Jodie Foster wishes she had Gen Z’s ability to say no earlier in her career

Jodie Foster recently complained that Gen Z is ‘really annoying’ to work with because they don’t show up until 10:30am or use proper grammar – but now the Oscar-winning actress has admitted she wishes she had a certain trait the younger generation when she started.

During a Hollywood reporter during the roundtable discussion, she revealed that the one thing she wishes she had known at the start of her career was that “you can say no.”

“For whatever reason, when I was young, I didn’t know I could say no,” says the 61-year-old Real detective Star said before praising the newest class of employees.

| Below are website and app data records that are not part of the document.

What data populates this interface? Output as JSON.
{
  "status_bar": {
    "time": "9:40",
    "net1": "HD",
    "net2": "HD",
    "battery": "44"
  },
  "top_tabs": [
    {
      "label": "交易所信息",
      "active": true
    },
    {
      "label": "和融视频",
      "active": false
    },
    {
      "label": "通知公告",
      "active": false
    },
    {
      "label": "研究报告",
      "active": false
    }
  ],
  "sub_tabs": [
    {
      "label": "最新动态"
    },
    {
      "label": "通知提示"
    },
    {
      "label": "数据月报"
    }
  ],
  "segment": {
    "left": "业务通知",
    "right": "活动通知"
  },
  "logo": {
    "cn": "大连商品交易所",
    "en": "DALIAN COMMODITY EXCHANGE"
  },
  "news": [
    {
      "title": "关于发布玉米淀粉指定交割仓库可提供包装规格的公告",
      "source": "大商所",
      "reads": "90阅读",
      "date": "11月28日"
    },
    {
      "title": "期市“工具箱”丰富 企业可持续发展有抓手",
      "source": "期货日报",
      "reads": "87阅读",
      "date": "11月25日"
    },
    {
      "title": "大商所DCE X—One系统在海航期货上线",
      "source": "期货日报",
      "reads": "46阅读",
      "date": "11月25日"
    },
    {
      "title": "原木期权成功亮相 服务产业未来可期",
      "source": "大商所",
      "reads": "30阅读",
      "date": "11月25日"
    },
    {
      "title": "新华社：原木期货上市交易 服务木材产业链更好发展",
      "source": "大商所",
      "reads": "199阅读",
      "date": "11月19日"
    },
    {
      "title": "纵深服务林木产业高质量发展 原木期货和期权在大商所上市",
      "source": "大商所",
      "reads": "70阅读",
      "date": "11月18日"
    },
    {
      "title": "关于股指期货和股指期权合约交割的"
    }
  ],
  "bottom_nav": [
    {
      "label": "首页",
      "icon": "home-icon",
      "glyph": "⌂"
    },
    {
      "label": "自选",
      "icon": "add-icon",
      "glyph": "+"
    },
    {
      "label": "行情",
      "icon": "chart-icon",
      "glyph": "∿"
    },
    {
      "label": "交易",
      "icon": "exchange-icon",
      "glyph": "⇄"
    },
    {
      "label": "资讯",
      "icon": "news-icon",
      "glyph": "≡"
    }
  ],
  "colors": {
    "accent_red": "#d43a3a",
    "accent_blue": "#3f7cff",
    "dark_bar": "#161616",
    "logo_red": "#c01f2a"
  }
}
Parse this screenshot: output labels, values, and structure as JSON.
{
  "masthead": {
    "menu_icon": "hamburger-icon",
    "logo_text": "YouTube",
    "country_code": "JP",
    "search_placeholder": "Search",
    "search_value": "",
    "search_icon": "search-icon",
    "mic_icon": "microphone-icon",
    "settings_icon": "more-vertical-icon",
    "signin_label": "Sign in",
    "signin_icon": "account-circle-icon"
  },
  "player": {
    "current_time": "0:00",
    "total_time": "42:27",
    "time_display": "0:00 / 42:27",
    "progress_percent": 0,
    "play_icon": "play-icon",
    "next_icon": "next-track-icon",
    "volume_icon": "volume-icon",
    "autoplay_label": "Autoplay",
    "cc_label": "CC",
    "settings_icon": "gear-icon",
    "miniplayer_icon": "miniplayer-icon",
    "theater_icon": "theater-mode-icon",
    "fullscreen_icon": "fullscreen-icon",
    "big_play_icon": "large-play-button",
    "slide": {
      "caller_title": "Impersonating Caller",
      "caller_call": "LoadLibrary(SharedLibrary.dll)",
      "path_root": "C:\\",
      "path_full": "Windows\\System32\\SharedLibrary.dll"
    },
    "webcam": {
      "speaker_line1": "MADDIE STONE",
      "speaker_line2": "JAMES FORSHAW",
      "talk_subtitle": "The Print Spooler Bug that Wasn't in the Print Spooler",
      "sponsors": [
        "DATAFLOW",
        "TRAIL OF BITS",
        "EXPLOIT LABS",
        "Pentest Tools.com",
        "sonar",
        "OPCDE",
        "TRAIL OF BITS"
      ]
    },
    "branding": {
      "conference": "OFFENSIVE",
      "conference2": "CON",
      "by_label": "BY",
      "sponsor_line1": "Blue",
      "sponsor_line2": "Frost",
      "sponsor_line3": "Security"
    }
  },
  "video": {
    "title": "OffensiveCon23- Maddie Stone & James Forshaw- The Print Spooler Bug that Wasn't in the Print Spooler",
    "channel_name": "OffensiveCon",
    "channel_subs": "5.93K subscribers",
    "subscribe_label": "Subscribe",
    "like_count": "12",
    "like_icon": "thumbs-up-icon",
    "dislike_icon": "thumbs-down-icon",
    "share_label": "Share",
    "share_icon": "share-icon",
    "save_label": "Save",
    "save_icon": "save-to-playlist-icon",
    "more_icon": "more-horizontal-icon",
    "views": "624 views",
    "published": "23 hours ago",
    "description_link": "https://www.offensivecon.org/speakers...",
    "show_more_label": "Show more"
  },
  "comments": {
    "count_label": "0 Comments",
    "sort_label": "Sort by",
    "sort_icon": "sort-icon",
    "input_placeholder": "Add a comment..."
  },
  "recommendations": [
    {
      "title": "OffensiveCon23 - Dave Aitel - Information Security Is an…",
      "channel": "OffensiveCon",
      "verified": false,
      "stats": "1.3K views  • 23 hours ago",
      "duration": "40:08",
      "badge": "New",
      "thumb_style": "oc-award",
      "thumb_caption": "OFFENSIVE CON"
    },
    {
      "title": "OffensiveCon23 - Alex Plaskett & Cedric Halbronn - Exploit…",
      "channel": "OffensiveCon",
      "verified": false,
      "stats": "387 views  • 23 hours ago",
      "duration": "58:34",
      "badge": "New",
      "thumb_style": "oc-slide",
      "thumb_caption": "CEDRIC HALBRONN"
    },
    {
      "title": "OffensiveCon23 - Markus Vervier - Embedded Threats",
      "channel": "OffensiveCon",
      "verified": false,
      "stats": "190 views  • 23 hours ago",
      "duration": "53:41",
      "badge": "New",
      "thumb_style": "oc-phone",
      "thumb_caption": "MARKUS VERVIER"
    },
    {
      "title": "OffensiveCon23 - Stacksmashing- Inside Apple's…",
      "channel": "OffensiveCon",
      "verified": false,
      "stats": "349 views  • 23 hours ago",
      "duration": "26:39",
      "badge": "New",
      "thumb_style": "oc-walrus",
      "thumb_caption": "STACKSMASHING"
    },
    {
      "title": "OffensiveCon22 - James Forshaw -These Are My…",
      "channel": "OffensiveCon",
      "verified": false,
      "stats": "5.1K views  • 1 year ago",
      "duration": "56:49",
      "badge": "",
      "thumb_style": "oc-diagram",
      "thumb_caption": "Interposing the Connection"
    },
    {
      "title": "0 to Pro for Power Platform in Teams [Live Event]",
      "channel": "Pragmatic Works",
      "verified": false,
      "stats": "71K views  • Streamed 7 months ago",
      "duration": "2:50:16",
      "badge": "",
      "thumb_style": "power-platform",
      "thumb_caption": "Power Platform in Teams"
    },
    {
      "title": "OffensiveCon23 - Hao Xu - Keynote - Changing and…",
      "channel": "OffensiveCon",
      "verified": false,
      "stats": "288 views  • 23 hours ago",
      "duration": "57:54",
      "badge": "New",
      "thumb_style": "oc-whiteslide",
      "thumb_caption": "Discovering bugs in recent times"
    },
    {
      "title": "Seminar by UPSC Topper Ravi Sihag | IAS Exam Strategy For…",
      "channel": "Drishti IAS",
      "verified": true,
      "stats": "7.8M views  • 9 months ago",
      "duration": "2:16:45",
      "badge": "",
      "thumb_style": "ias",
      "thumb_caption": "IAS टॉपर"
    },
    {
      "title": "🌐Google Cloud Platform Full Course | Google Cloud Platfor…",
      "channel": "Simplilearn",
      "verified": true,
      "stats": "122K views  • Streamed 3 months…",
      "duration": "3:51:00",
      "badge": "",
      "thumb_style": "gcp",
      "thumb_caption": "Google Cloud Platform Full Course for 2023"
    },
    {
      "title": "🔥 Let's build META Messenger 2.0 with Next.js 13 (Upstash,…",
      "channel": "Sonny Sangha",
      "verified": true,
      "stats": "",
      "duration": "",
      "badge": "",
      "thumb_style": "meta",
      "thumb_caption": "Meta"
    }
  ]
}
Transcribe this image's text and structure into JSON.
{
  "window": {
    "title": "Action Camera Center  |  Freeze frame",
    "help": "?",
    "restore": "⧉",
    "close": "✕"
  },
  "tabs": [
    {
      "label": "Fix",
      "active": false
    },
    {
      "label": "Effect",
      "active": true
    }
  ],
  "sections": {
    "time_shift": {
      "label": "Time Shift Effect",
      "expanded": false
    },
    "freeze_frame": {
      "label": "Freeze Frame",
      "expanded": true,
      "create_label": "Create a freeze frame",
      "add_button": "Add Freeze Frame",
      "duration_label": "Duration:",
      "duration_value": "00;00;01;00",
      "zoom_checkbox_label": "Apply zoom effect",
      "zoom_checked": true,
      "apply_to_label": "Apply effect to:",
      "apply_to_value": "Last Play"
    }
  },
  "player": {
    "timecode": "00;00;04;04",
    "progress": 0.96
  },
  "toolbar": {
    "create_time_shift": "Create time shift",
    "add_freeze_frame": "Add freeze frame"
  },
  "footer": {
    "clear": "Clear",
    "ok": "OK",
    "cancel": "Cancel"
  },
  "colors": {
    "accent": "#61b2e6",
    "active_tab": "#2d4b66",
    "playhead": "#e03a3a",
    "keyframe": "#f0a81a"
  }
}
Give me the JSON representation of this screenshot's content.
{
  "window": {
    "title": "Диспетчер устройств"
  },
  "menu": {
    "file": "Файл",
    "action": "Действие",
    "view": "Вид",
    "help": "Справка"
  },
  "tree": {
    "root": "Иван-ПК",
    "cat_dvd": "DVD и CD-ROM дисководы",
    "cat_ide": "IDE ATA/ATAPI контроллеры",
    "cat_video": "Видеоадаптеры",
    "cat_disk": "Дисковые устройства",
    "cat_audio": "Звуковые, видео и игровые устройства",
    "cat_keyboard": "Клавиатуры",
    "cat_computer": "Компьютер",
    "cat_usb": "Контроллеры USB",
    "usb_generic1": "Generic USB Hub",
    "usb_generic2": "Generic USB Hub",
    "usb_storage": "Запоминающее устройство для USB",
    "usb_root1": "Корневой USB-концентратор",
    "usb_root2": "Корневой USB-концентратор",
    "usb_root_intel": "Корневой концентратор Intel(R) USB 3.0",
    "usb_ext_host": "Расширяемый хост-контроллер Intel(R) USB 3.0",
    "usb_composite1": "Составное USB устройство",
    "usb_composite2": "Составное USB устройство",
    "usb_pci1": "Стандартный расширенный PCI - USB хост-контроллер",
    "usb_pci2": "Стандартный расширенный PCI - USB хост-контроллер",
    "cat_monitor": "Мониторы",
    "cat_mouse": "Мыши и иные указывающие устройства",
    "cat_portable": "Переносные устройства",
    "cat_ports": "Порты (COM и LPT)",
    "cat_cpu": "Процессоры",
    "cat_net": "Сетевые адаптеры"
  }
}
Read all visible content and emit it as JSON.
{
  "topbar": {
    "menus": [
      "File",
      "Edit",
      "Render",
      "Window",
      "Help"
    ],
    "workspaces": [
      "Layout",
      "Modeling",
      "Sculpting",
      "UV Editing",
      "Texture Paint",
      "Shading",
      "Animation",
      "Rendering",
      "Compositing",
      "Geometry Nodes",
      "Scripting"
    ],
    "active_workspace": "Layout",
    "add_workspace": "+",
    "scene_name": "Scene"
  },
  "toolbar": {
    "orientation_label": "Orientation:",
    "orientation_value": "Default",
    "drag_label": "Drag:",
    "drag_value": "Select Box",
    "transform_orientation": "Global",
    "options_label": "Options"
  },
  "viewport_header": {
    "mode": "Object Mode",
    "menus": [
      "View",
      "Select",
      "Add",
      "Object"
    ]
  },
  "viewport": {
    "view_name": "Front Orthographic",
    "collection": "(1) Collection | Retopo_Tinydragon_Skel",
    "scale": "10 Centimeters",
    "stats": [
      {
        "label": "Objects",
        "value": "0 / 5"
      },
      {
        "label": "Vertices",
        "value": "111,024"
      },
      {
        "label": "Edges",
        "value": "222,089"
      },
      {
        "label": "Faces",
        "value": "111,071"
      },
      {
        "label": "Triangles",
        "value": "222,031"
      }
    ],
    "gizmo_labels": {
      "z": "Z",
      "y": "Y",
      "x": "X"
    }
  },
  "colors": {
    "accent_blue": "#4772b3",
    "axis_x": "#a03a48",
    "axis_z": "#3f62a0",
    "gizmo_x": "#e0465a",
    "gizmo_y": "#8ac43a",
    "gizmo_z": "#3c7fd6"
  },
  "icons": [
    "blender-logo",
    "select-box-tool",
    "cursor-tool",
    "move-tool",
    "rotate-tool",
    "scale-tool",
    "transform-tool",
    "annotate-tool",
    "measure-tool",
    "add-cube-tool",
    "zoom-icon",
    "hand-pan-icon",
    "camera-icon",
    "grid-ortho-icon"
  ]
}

“That’s the good thing about this new generation; they feel very comfortable saying no,” she added. “Very, very good at setting boundaries and saying, ‘I don’t like that’ and ‘I want to do this.’ And I didn’t know that was possible when I was young.”

She sat next to stars Brie Larson, Jennifer Aniston, Nicole Kidman, Sofía Vergara, Naomi Watts and Anna Sawai, who nodded in agreement.

Nicole Kidman on “finding a compromise with your manager”

It’s all great to have the confidence to respond to your employer’s demands, but without the support of your boss, speaking out may have little impact – or worse, it could damage your career prospects.

As Kidman noted, “You need the support when you say no from the others and say, ‘Yes, that’s fine.'”

“That’s the beauty of when you’re in a position to produce energy, wherever you go, we have to listen to this, we have to honor this, and we have to change the way we do something,” the Prime Minister said. Moulin Rouge star added. “That’s an incredible position to be able to operate from.”

Rather than outright refusing to complete tasks, you may find more success if you try to find a compromise with your manager.

“There’s always a solution, but of course the bosses don’t want to hear no,” Aniston agreed.

Not all bosses will agree that saying “no” is a good career move

While Foster praised Generation Z’s ability to express their boundaries, the very same trait has generally brought a negative stigma for the generation.

Just last month, a CEO voiced complaints about Generation Z when a young job candidate refused to do a 90-minute task because it “seemed like a lot of work.”

Meanwhile, prosecutor turned reality star Judge Judy said young workers’ track record of resisting overtime could destroy their careers.

“You only get a bad rap if you deserve it… When you have a bunch of kids entering the workforce saying, ‘I don’t like working after four o’clock,’ ‘I don’t work on Saturdays,’ ‘Sunday is football.’

“Well, if you want to be successful at what you do, you have to be there first thing in the morning and close the shop. Someone will notice.”

Recent research from Resume Genius also shows that 45% of employers find Gen Z to be the most difficult generation to work with, while 50% of Gen Z hiring managers agree with this sentiment.

But with stress and burnout among workers rising rapidly and mothers still punished heavily by traditional work norms, researchers predicted that the youngest generation of workers could “transform workplaces for the better.”